- **REQUIRED ACTION**
Drop the pictures and repeat the remaining data exactly.

- **Saved data entries**

>>>>>

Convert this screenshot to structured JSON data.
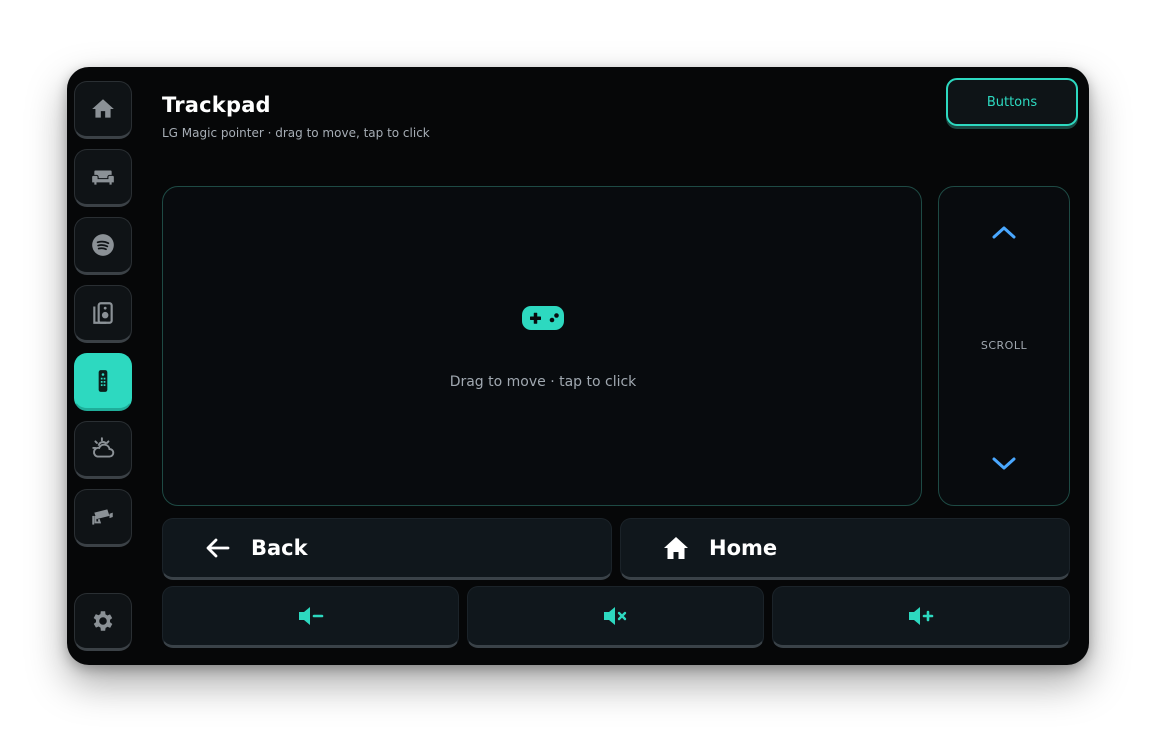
{
  "header": {
    "title": "Trackpad",
    "subtitle": "LG Magic pointer · drag to move, tap to click",
    "buttons_label": "Buttons"
  },
  "sidebar": {
    "items": [
      {
        "icon": "home-icon",
        "active": false
      },
      {
        "icon": "sofa-icon",
        "active": false
      },
      {
        "icon": "spotify-icon",
        "active": false
      },
      {
        "icon": "speaker-icon",
        "active": false
      },
      {
        "icon": "remote-icon",
        "active": true
      },
      {
        "icon": "weather-icon",
        "active": false
      },
      {
        "icon": "camera-icon",
        "active": false
      },
      {
        "icon": "gear-icon",
        "active": false
      }
    ]
  },
  "trackpad": {
    "icon": "gamepad-icon",
    "hint": "Drag to move · tap to click"
  },
  "scroll": {
    "label": "SCROLL"
  },
  "nav": {
    "back_label": "Back",
    "home_label": "Home"
  },
  "volume": {
    "down_icon": "volume-down-icon",
    "mute_icon": "volume-mute-icon",
    "up_icon": "volume-up-icon"
  },
  "colors": {
    "accent": "#2dd9c0",
    "arrow": "#4aa8ff",
    "background": "#060708",
    "icon_gray": "#8b9196"
  }
}
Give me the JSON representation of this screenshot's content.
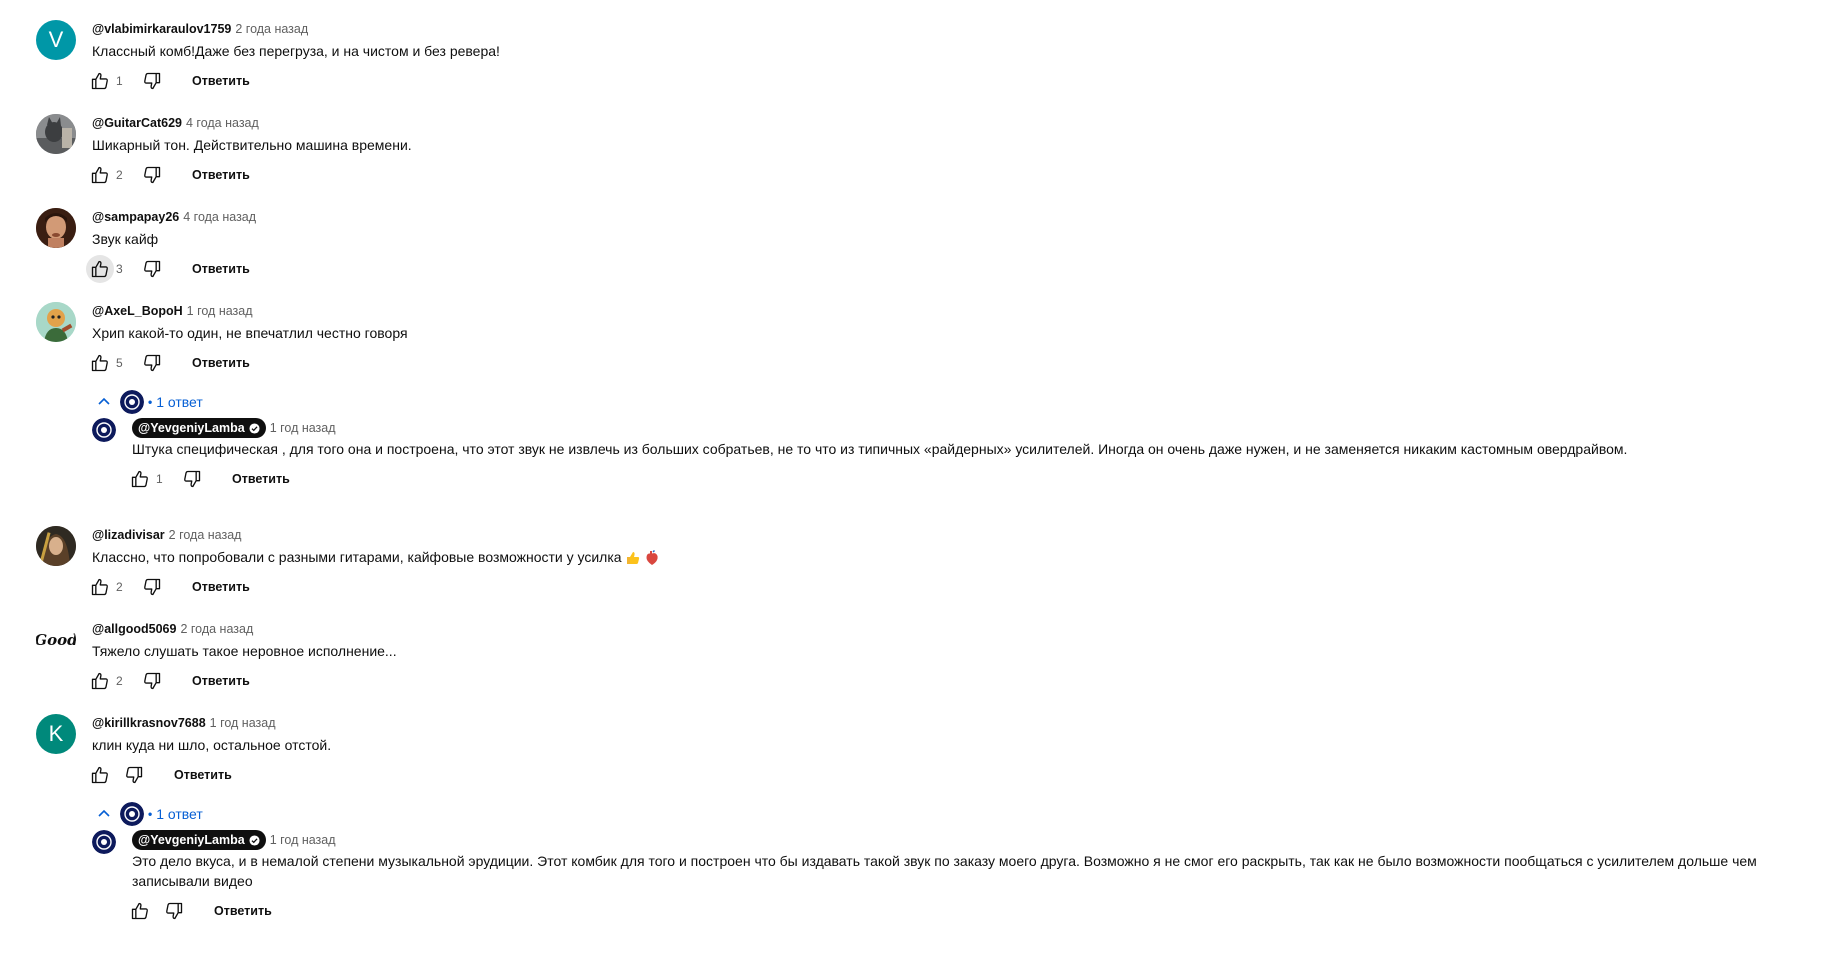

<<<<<

- **WORKED SOLUTION**
Convert this screenshot to structured JSON data.
{
  "header": {
    "title": "Trackpad",
    "subtitle": "LG Magic pointer · drag to move, tap to click",
    "buttons_label": "Buttons"
  },
  "sidebar": {
    "items": [
      {
        "icon": "home-icon",
        "active": false
      },
      {
        "icon": "sofa-icon",
        "active": false
      },
      {
        "icon": "spotify-icon",
        "active": false
      },
      {
        "icon": "speaker-icon",
        "active": false
      },
      {
        "icon": "remote-icon",
        "active": true
      },
      {
        "icon": "weather-icon",
        "active": false
      },
      {
        "icon": "camera-icon",
        "active": false
      },
      {
        "icon": "gear-icon",
        "active": false
      }
    ]
  },
  "trackpad": {
    "icon": "gamepad-icon",
    "hint": "Drag to move · tap to click"
  },
  "scroll": {
    "label": "SCROLL"
  },
  "nav": {
    "back_label": "Back",
    "home_label": "Home"
  },
  "volume": {
    "down_icon": "volume-down-icon",
    "mute_icon": "volume-mute-icon",
    "up_icon": "volume-up-icon"
  },
  "colors": {
    "accent": "#2dd9c0",
    "arrow": "#4aa8ff",
    "background": "#060708",
    "icon_gray": "#8b9196"
  }
}
Give me the JSON representation of this screenshot's content.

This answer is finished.